> [EXERCISE AIM]:
Looking at each line of the data below, tally those that contain the word "this" and give only the total.

> [GIVEN DATA]:
* * * * * * *
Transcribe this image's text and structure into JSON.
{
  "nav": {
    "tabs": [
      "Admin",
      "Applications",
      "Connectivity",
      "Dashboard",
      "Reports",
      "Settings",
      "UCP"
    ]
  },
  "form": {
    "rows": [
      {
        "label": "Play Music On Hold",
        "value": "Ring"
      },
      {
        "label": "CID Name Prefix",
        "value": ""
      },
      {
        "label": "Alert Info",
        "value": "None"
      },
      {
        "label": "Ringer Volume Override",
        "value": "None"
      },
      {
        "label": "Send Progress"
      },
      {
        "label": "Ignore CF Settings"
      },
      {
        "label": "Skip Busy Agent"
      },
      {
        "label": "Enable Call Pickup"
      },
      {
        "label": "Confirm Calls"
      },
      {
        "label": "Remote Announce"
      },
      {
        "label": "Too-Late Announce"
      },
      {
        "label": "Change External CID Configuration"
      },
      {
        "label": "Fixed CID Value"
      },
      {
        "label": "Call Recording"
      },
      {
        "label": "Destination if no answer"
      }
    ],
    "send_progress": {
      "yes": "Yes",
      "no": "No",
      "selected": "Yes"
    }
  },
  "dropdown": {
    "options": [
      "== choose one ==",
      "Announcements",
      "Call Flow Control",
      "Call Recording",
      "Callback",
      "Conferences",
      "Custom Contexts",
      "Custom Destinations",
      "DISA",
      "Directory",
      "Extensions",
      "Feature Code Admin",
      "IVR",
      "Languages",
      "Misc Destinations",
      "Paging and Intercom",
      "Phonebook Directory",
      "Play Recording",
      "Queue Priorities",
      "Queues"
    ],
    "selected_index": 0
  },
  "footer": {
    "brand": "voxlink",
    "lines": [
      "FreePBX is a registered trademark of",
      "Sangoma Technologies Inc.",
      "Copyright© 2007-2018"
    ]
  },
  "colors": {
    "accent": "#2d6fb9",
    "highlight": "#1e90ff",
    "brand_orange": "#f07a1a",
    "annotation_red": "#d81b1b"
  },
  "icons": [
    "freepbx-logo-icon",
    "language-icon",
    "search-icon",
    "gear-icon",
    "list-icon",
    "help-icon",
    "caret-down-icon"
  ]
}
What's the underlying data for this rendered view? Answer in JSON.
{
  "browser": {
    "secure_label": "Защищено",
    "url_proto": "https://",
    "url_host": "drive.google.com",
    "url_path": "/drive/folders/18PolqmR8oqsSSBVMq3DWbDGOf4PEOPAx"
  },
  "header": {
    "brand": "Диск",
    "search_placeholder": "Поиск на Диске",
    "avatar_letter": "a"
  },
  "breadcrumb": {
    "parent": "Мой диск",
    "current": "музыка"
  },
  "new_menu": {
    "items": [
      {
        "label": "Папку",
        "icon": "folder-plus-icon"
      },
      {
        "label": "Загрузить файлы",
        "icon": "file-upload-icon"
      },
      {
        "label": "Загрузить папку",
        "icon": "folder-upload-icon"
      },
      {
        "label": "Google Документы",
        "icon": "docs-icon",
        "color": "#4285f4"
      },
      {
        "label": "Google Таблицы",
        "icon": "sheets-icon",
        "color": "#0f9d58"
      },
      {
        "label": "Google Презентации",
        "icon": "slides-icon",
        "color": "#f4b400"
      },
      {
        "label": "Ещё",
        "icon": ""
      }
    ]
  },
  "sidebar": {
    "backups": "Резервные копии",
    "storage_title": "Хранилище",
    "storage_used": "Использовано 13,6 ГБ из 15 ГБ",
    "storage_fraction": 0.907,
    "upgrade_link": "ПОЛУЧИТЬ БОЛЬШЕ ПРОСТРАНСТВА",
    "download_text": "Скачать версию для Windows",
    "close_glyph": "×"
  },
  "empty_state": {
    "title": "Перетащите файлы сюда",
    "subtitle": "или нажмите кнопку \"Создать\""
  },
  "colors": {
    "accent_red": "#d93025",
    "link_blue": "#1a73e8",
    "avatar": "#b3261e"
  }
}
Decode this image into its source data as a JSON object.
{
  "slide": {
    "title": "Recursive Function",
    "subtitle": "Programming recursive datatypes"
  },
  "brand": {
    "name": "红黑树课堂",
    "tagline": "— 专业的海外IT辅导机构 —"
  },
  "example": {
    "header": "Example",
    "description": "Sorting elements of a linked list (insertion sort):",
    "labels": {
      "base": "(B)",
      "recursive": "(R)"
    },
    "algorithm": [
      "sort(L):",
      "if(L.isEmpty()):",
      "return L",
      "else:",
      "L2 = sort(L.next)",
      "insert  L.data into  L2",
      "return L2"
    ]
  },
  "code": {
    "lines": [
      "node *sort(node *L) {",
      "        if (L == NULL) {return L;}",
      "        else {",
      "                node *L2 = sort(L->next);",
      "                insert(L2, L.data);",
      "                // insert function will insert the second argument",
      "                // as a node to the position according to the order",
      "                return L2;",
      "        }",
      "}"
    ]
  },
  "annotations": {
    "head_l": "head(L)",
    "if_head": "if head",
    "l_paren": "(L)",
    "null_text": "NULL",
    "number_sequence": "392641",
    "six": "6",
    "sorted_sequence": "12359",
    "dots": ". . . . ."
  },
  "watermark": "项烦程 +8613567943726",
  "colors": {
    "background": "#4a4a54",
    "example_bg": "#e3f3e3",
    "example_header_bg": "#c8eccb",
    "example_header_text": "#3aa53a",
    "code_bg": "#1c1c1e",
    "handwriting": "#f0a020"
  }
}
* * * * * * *
> [YOUR SOLUTION]:
3